◆ **WORK TASK**: Each line of the listing where "JSON" appears should be reported.

══════════════════════════════

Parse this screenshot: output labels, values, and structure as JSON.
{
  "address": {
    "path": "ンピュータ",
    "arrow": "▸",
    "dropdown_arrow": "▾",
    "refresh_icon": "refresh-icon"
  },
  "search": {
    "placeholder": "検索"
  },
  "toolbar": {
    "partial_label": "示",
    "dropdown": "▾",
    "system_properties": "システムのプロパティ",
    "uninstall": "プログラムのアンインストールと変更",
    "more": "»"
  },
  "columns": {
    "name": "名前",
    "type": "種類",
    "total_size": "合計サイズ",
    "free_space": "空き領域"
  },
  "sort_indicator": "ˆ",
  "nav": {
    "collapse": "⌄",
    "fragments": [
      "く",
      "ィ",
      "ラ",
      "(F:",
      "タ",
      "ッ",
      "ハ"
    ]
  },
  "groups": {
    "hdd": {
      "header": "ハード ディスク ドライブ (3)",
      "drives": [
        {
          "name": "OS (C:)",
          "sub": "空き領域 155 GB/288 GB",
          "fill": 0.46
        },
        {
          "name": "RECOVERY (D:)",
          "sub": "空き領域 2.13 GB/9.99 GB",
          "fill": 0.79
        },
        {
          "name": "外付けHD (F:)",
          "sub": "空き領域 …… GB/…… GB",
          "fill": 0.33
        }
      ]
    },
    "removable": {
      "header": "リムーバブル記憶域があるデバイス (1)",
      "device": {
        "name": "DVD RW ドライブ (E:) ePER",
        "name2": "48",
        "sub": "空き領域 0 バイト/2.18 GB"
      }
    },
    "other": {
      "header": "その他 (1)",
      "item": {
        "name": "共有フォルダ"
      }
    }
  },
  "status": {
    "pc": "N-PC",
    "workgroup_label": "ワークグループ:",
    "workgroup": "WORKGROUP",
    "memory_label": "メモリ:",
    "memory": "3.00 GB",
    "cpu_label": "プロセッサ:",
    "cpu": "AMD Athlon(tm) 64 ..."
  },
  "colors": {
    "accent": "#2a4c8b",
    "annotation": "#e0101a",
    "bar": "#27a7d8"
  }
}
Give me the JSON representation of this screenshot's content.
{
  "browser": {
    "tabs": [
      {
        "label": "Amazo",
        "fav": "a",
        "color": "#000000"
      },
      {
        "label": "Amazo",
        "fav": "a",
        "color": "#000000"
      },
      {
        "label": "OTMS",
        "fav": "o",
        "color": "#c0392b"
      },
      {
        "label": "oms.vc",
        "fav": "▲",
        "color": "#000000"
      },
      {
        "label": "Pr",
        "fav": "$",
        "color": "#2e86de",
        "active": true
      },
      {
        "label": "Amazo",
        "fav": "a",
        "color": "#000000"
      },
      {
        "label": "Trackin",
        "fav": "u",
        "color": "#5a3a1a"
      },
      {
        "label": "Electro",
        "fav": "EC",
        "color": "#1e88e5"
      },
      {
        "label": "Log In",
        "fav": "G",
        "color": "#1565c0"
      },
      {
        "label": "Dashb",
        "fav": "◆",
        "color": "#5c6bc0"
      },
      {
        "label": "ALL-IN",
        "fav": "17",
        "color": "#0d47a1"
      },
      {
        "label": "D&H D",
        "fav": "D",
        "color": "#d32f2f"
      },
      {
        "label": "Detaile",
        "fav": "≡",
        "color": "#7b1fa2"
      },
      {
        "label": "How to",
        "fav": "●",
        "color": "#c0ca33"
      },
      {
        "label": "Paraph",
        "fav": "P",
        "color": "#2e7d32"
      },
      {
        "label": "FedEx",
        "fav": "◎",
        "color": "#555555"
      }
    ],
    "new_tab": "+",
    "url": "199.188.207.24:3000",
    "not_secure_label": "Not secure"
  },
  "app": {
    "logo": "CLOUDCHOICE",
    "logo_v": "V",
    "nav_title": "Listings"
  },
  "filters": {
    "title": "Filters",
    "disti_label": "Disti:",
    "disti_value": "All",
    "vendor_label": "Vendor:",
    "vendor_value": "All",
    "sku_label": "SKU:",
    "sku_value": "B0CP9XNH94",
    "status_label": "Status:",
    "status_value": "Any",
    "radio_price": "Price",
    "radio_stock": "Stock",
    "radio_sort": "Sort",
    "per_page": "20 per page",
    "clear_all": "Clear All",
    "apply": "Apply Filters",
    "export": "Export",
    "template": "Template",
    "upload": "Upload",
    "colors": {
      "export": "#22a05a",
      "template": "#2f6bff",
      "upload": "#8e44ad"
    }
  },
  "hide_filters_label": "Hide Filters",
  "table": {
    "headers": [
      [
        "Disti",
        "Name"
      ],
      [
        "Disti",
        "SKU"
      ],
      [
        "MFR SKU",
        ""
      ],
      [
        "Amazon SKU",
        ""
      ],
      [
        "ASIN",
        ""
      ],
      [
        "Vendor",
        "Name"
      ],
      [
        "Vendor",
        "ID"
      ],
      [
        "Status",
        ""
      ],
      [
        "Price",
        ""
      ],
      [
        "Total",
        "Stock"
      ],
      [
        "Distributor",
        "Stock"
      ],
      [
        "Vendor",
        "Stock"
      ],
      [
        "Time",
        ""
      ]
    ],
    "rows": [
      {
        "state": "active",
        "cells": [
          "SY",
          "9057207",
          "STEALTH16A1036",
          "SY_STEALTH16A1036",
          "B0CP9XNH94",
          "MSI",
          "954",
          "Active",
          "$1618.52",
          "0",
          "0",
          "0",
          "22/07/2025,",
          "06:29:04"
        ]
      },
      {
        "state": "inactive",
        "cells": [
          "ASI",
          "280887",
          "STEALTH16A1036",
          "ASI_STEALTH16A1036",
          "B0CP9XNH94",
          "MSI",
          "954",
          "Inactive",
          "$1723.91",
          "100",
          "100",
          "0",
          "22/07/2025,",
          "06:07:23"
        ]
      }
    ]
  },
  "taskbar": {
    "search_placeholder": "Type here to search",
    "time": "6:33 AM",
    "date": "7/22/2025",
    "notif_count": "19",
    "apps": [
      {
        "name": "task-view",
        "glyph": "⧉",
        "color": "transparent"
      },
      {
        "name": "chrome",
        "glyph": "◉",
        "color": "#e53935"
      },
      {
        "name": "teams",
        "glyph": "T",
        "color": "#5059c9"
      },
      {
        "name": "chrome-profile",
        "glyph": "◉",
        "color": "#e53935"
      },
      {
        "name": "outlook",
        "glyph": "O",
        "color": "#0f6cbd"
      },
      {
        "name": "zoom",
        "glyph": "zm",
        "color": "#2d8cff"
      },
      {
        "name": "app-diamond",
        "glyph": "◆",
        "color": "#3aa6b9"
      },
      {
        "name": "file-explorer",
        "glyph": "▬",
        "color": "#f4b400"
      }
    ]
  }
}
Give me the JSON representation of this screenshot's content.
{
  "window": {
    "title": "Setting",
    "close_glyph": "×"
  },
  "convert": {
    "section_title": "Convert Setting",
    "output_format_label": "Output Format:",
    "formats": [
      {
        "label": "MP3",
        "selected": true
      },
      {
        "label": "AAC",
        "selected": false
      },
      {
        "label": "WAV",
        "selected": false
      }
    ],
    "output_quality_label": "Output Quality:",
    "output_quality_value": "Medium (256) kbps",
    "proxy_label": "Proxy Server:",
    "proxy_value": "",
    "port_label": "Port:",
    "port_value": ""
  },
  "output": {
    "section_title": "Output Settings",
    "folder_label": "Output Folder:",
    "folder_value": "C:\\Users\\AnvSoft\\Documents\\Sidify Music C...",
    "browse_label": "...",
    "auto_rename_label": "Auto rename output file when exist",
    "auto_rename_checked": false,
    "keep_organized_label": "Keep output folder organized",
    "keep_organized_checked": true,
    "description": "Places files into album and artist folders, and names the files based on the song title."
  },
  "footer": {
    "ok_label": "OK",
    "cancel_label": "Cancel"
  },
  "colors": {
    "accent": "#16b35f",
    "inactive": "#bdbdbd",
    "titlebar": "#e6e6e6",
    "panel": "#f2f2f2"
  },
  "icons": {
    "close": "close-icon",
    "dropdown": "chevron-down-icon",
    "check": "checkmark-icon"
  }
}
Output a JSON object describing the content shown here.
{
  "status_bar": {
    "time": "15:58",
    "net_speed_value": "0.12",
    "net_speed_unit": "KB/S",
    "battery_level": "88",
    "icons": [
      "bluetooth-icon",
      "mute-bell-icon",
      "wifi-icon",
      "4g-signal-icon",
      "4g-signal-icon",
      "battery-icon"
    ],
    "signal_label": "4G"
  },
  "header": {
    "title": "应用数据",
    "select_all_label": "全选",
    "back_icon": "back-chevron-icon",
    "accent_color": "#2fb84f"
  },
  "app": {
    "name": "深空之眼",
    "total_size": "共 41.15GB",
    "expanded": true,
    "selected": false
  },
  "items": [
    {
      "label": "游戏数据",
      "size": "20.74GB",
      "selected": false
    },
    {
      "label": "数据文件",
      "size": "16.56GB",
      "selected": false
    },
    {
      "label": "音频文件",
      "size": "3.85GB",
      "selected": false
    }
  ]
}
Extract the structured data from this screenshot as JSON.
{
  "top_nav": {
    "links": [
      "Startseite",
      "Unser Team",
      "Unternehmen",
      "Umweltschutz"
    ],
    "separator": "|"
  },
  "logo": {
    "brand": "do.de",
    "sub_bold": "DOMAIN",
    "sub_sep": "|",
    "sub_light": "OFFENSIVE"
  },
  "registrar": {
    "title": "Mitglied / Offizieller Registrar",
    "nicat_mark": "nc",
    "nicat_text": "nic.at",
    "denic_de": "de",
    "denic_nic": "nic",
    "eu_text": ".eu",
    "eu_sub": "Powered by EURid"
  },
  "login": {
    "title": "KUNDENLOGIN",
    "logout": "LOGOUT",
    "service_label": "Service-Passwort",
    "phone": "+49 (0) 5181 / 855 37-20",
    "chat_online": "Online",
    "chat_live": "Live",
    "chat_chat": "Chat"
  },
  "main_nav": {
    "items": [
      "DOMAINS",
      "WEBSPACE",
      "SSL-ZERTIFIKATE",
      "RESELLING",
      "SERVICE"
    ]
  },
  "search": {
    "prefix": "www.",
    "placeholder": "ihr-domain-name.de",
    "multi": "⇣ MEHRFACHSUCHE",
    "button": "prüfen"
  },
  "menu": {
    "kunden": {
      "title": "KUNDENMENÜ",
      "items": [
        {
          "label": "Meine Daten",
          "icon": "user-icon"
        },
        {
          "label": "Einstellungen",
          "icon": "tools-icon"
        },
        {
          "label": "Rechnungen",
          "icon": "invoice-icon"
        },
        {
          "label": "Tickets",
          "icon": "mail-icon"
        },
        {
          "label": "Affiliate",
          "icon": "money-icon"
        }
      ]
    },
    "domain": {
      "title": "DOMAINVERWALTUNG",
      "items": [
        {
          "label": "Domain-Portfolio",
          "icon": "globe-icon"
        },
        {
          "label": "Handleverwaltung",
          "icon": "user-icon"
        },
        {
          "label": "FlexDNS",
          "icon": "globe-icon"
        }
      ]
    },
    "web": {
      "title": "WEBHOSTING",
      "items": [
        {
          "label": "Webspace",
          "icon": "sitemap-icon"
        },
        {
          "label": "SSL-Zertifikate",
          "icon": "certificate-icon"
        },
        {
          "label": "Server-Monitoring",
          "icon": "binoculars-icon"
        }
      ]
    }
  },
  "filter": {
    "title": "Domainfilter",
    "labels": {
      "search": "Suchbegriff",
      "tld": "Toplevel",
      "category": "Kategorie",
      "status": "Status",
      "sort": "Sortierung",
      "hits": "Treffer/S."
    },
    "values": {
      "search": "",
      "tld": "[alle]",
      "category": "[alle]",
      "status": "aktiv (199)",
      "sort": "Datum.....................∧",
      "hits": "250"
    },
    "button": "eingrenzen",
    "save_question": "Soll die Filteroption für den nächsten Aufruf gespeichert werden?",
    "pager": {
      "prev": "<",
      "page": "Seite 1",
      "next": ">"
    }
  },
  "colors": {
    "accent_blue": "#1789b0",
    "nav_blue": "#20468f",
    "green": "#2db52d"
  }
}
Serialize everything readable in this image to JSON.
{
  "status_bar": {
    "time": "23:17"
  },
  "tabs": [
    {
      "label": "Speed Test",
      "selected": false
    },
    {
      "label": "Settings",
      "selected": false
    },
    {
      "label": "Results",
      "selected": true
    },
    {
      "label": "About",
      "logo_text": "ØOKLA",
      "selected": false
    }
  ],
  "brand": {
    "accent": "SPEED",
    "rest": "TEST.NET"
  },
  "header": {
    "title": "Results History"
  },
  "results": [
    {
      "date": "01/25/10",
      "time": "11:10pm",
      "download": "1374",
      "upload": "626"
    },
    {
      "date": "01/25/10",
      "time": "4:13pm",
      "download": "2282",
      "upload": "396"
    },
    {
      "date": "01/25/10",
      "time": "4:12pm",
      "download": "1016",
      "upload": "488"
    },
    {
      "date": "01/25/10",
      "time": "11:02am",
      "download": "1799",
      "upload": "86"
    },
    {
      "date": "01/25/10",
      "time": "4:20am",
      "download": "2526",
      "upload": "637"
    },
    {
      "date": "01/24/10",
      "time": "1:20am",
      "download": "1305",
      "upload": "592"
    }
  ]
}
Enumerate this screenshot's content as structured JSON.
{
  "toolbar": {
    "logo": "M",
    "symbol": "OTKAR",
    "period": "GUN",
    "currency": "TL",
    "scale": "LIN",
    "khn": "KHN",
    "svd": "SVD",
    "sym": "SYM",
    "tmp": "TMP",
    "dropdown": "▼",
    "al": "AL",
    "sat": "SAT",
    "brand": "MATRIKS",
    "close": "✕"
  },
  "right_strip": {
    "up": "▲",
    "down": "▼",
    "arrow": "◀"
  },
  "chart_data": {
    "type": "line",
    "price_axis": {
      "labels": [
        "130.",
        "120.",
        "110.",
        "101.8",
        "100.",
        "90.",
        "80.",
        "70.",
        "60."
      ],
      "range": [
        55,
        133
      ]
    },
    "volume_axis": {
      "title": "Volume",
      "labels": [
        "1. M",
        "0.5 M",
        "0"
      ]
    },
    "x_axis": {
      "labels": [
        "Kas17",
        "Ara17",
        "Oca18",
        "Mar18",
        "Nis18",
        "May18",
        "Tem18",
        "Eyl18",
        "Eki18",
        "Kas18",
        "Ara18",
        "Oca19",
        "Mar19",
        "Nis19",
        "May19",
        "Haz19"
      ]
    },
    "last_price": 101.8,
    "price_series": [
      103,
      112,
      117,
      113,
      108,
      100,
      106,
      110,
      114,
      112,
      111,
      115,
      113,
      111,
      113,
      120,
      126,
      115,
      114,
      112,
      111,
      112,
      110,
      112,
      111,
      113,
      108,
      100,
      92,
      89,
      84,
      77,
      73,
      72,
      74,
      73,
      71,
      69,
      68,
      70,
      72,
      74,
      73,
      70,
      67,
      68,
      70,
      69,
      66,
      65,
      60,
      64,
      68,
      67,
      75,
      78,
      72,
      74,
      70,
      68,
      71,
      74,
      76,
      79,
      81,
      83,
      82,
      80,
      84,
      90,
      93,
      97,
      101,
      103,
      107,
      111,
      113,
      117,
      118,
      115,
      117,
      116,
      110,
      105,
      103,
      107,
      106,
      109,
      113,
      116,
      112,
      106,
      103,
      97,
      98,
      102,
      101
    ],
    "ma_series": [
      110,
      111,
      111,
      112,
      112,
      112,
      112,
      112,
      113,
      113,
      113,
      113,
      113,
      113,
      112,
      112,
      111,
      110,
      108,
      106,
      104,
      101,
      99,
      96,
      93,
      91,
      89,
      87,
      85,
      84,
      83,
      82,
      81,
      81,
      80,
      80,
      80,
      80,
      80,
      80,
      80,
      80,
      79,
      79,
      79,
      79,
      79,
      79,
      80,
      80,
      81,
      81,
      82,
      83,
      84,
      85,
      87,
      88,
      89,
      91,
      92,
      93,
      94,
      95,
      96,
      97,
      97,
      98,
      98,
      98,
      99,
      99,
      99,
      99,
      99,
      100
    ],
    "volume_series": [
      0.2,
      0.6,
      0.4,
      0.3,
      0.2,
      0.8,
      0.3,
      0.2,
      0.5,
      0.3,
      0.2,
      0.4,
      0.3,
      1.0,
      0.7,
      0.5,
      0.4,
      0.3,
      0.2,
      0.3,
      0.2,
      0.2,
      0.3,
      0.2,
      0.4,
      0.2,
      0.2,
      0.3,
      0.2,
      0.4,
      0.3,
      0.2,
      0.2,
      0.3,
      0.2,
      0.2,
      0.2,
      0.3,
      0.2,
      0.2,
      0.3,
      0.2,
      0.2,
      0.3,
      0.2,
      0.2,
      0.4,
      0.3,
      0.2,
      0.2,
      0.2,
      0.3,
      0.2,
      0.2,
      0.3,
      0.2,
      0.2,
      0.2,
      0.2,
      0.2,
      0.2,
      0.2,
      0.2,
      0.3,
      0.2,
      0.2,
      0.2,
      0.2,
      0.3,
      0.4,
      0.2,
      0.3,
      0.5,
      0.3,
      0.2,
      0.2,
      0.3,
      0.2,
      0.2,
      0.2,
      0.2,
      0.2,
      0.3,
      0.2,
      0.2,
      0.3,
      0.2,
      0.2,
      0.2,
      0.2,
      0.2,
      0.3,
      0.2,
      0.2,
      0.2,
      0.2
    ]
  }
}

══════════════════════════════

◆ **OUTPUT FOR THIS TASK**:
Parse this screenshot: output labels, values, and structure as JSON.
Give me the JSON representation of this screenshot's content.
Give me the JSON representation of this screenshot's content.
Output a JSON object describing the content shown here.
Extract the structured data from this screenshot as JSON.
Serialize everything readable in this image to JSON.
Enumerate this screenshot's content as structured JSON.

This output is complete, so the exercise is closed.